Problem details: Pictures aside, return all of the records exactly as they stand.

Supplied records:
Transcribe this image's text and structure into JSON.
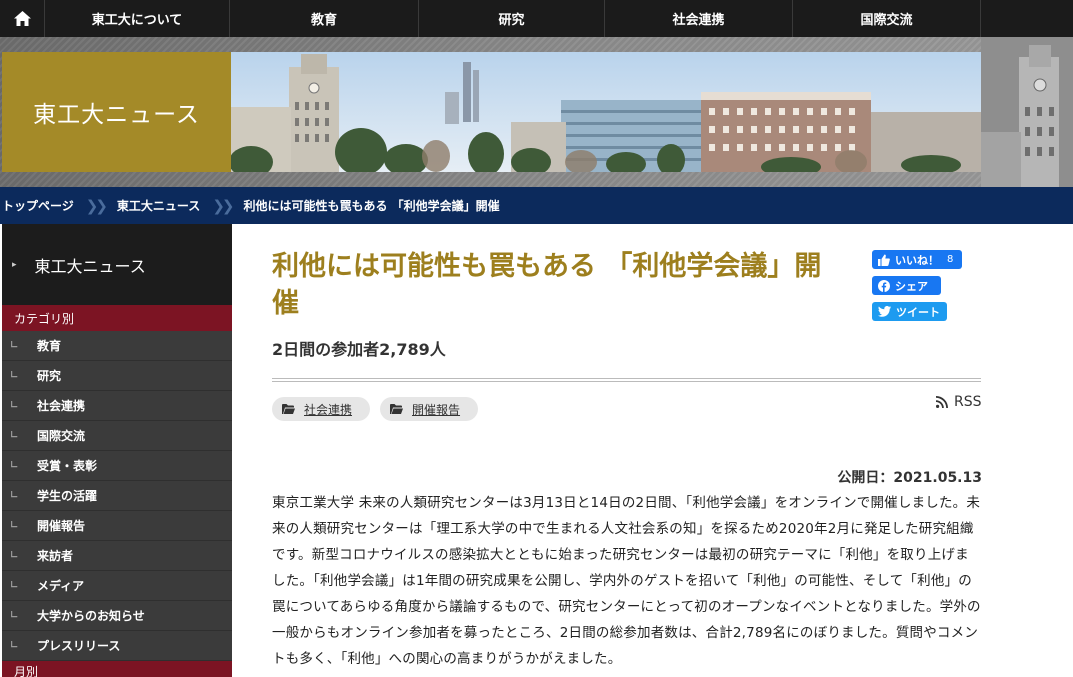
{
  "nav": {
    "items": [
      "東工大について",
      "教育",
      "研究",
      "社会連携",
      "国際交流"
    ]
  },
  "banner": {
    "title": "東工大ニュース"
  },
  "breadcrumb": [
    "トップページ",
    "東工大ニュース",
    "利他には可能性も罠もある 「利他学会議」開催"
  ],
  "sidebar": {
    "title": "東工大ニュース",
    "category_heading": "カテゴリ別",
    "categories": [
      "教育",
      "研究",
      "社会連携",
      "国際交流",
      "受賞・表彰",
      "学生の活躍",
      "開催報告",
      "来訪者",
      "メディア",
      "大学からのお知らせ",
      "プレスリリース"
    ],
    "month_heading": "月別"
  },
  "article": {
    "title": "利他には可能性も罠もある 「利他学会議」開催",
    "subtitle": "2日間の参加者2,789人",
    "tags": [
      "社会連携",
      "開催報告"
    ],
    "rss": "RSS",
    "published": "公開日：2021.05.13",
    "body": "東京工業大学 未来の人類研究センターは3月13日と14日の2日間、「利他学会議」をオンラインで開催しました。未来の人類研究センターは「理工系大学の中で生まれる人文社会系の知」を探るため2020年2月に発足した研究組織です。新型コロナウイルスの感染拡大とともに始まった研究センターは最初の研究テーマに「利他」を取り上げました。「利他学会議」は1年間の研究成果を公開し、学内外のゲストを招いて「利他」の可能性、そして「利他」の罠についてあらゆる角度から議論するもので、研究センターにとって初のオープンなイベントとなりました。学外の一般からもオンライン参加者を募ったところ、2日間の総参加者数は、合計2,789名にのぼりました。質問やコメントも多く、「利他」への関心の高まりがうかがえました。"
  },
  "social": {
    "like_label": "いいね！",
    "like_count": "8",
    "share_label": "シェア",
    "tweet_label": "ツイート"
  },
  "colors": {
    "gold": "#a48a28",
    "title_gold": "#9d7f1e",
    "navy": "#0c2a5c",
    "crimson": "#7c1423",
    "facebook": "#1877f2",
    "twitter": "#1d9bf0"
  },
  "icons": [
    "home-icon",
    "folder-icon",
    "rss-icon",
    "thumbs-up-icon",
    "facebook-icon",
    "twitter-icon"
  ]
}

Finished task:
Transcribe this image's text and structure into JSON.
{
  "nav": {
    "items": [
      "東工大について",
      "教育",
      "研究",
      "社会連携",
      "国際交流"
    ]
  },
  "banner": {
    "title": "東工大ニュース"
  },
  "breadcrumb": [
    "トップページ",
    "東工大ニュース",
    "利他には可能性も罠もある 「利他学会議」開催"
  ],
  "sidebar": {
    "title": "東工大ニュース",
    "category_heading": "カテゴリ別",
    "categories": [
      "教育",
      "研究",
      "社会連携",
      "国際交流",
      "受賞・表彰",
      "学生の活躍",
      "開催報告",
      "来訪者",
      "メディア",
      "大学からのお知らせ",
      "プレスリリース"
    ],
    "month_heading": "月別"
  },
  "article": {
    "title": "利他には可能性も罠もある 「利他学会議」開催",
    "subtitle": "2日間の参加者2,789人",
    "tags": [
      "社会連携",
      "開催報告"
    ],
    "rss": "RSS",
    "published": "公開日：2021.05.13",
    "body": "東京工業大学 未来の人類研究センターは3月13日と14日の2日間、「利他学会議」をオンラインで開催しました。未来の人類研究センターは「理工系大学の中で生まれる人文社会系の知」を探るため2020年2月に発足した研究組織です。新型コロナウイルスの感染拡大とともに始まった研究センターは最初の研究テーマに「利他」を取り上げました。「利他学会議」は1年間の研究成果を公開し、学内外のゲストを招いて「利他」の可能性、そして「利他」の罠についてあらゆる角度から議論するもので、研究センターにとって初のオープンなイベントとなりました。学外の一般からもオンライン参加者を募ったところ、2日間の総参加者数は、合計2,789名にのぼりました。質問やコメントも多く、「利他」への関心の高まりがうかがえました。"
  },
  "social": {
    "like_label": "いいね！",
    "like_count": "8",
    "share_label": "シェア",
    "tweet_label": "ツイート"
  },
  "colors": {
    "gold": "#a48a28",
    "title_gold": "#9d7f1e",
    "navy": "#0c2a5c",
    "crimson": "#7c1423",
    "facebook": "#1877f2",
    "twitter": "#1d9bf0"
  },
  "icons": [
    "home-icon",
    "folder-icon",
    "rss-icon",
    "thumbs-up-icon",
    "facebook-icon",
    "twitter-icon"
  ]
}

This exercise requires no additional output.